Many cultures have trickster tales: stories about a clever person or animal who plots to play tricks on others. Sometimes the tricksters have an undercurrent of danger, sometimes they’re mean, sometimes they’re foolish, and sometimes they’re just funny.
Anansi the Spider, Jack of stories like “Jack the Giant-Killer,” and Coyote are some tricksters your students may already know well. Try adding Xiangmiang for a new look at trickster tales.
Xiangmiang is a trickster in the folktales of Laos. While many tricksters are other kinds of animals, Xiangmiang is human. In this story (click the link for a video), Xiangmiang tricks the king. The king has offered a reward to anyone who can make him get into a pond. Xiangmiang, protesting his humility, says that he would not dare to try to make the king get into the pond, but he is sure he could make the king get out of the pond if he were already in it. The king gets into the pond to test Xiangmiang’s claim — and of course Xiangmiang has then made the king get into the pond.
In another story, Xiangmiang borrowed money from a friend for “two moons” — two months. After two months, his friend went to get his money back. “There’s only one moon,” objected Xiangmiang, pointing to the moon in the sky. Later, his friend tried to play the same trick on Xiangmiang. He borrowed money for “two moons.” After two months, XiangMiang went to get his money back and his friend said, “It’s still only one moon,” and pointed to the sky. But Xiangmiang pointed to the reflection of the moon in the water: two moons.
Start by reading one or more stories of this trickster.
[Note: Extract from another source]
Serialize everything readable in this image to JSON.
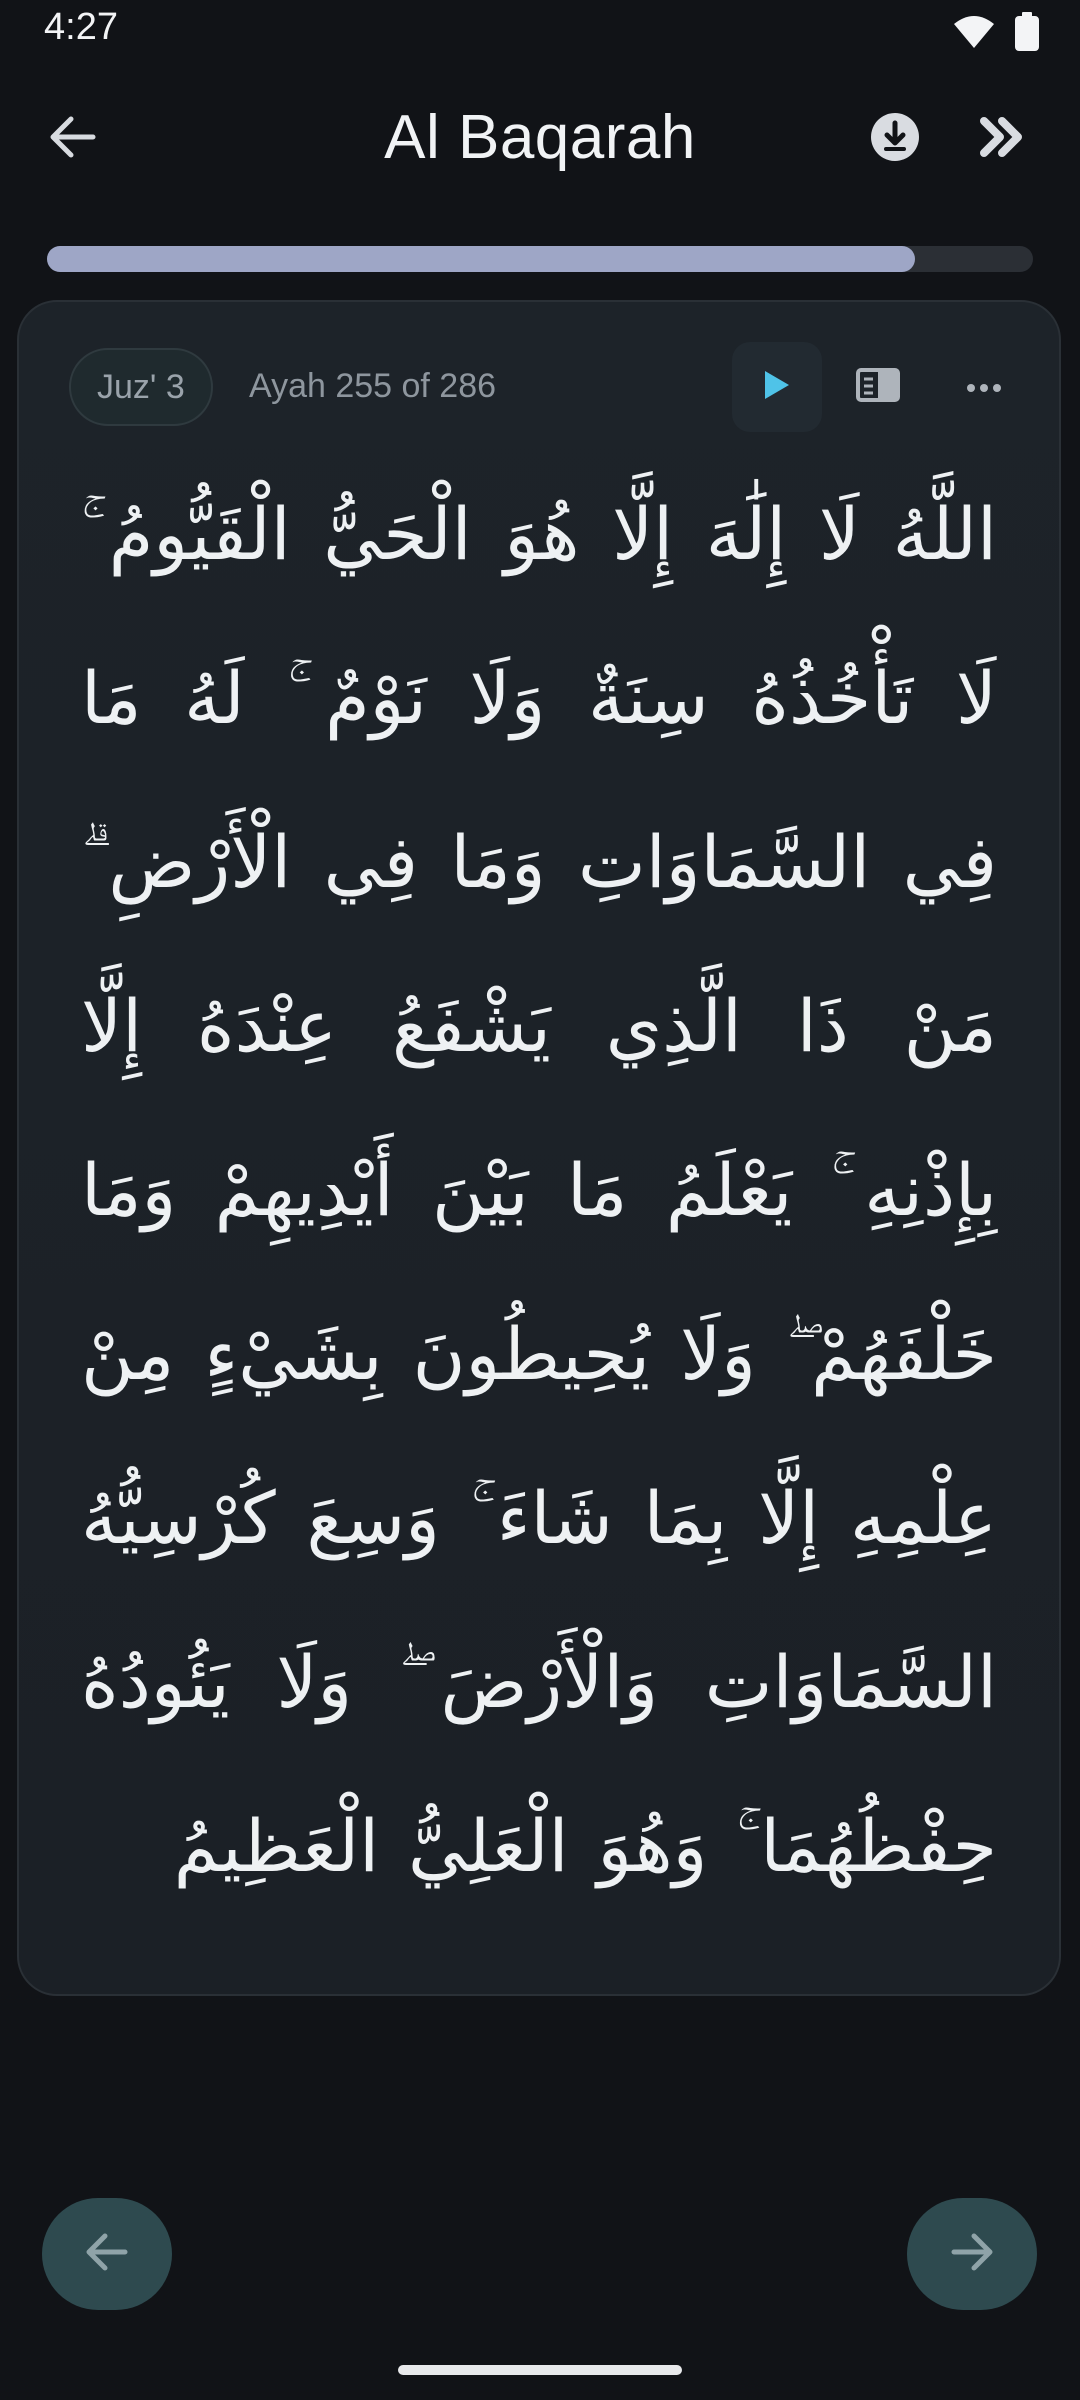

If you read it aloud, then “see-ung mee-ung” will sound pretty close to the correct pronunciation of “Xiangmiang.” You can find the books Lao Folktales by Steven Jay Epstein or Lao Folktales by Wajuppa Tossa. You can also find a few of the stories online:
- Vimeo Lao has the story of Xiangmiang’s birth being told in the traditional fashion, in Lao, with English subtitles.
- NIU has a site with a collection of Lao folktales, including “Xiangming Outwits the King” and “Xiangmiang and the Snail.” There are also bilingual audio files.
- MIT has an essay in a PDF file that discusses this story, and other Xiangmiang stories, in the context of Lao culture, and then in the context of cultural identity overall. This would be a good reading and discussion piece for older students.
Once you’ve heard, read, and understood the stories, have students reenact one or more.
- The stories of Xiangmiang, like those of most human and many animal tricksters, show someone in humble circumstances tricking those who think themselves better than the trickster. Challenge students to write a trickster tale of their own showing this dynamic in their own community or school.
- Study about Laos, the homeland of Xiangmiang. Lonely Planet has a nice gallery of photos and some basic information, and NIU has a wealth of resources.
- Check out photos of Lao wildlife.
- There are more than 400,000 Americans of Lao descent. If there are Laotian Americans in your community, try to collect more Xiangmiang stories as an oral history project.